With major development underway along North Temple in Salt Lake City, including construction of the Airport TRAX line, Mayor Ralph Becker says this money is a huge leg up for the process.
“What we’re trying to do is make sure those sites are clear along this corridor, because this was mostly manufacturing and industrial corridor, there have been railroads through part of it. It’s had a lot of industrial uses, and we want to facilitate the redevelopment of this whole corridor.”
The $1.3 million grant will allow the city to do an assessment of North Temple and various other sites near abandoned industrial and commercial properties, including areas in the Granary District and West Millcreek in Salt Lake County. The grant will also be used for properties along the 24th Street Corridor, 24th Street Interchange, and the Wall Avenue Retail Corridor in Ogden.
Those areas may be contaminated with things like petroleum, arsenic, lead and asbestos.
Jim Martin, Regional Administrator for the EPA says with the help of this grant, five years from now these areas will be transformed.
“What we’ve seen across the country with Brownfields grants is they provide that one piece of help, that one step further to help them figure out what it is they want to do, what properties they might need to remediate, what the contaminates are and then help them actually clean those sites up, so that the private sector can come in and invest with some confidence.”
The cleanup is expected to generate jobs for the local community and also reduce pollution and threats to human health.
Amanda Smith, Executive Director of the Utah Department of Environmental Quality says this is a great example of what building the economy and protecting the environment looks like.
“Most importantly people live and work, and are in this area every day. So it’s critically important that we have the funding to come in and do an assessment of the area, find out what’s here, what contaminants remain and then bring them up to standard.”

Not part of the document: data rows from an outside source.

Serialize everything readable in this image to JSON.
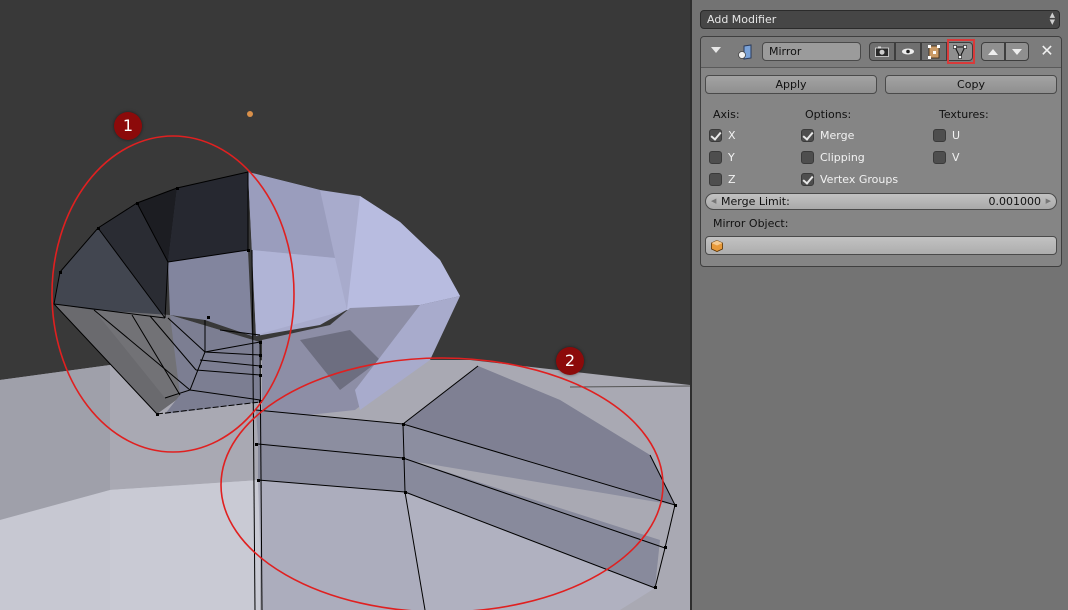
{
  "viewport": {
    "annotations": [
      {
        "label": "1"
      },
      {
        "label": "2"
      }
    ],
    "colors": {
      "background": "#393939",
      "annotation_ring": "#e02020",
      "badge": "#8c0a0a",
      "mesh_light": "#b4b8d8",
      "mesh_shadow": "#262830"
    }
  },
  "panel": {
    "add_modifier": {
      "label": "Add Modifier"
    },
    "modifier": {
      "name": "Mirror",
      "header_icons": [
        "render-camera-icon",
        "viewport-eye-icon",
        "edit-mode-icon",
        "cage-vertex-icon"
      ],
      "highlighted_icon": "cage-vertex-icon",
      "apply_label": "Apply",
      "copy_label": "Copy",
      "axis": {
        "title": "Axis:",
        "items": [
          {
            "label": "X",
            "checked": true
          },
          {
            "label": "Y",
            "checked": false
          },
          {
            "label": "Z",
            "checked": false
          }
        ]
      },
      "options": {
        "title": "Options:",
        "items": [
          {
            "label": "Merge",
            "checked": true
          },
          {
            "label": "Clipping",
            "checked": false
          },
          {
            "label": "Vertex Groups",
            "checked": true
          }
        ]
      },
      "textures": {
        "title": "Textures:",
        "items": [
          {
            "label": "U",
            "checked": false
          },
          {
            "label": "V",
            "checked": false
          }
        ]
      },
      "merge_limit": {
        "label": "Merge Limit:",
        "value": "0.001000"
      },
      "mirror_object": {
        "label": "Mirror Object:",
        "value": ""
      }
    }
  }
}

The EPA estimates there are 450,000 abandoned and contaminated waste sites in the United States.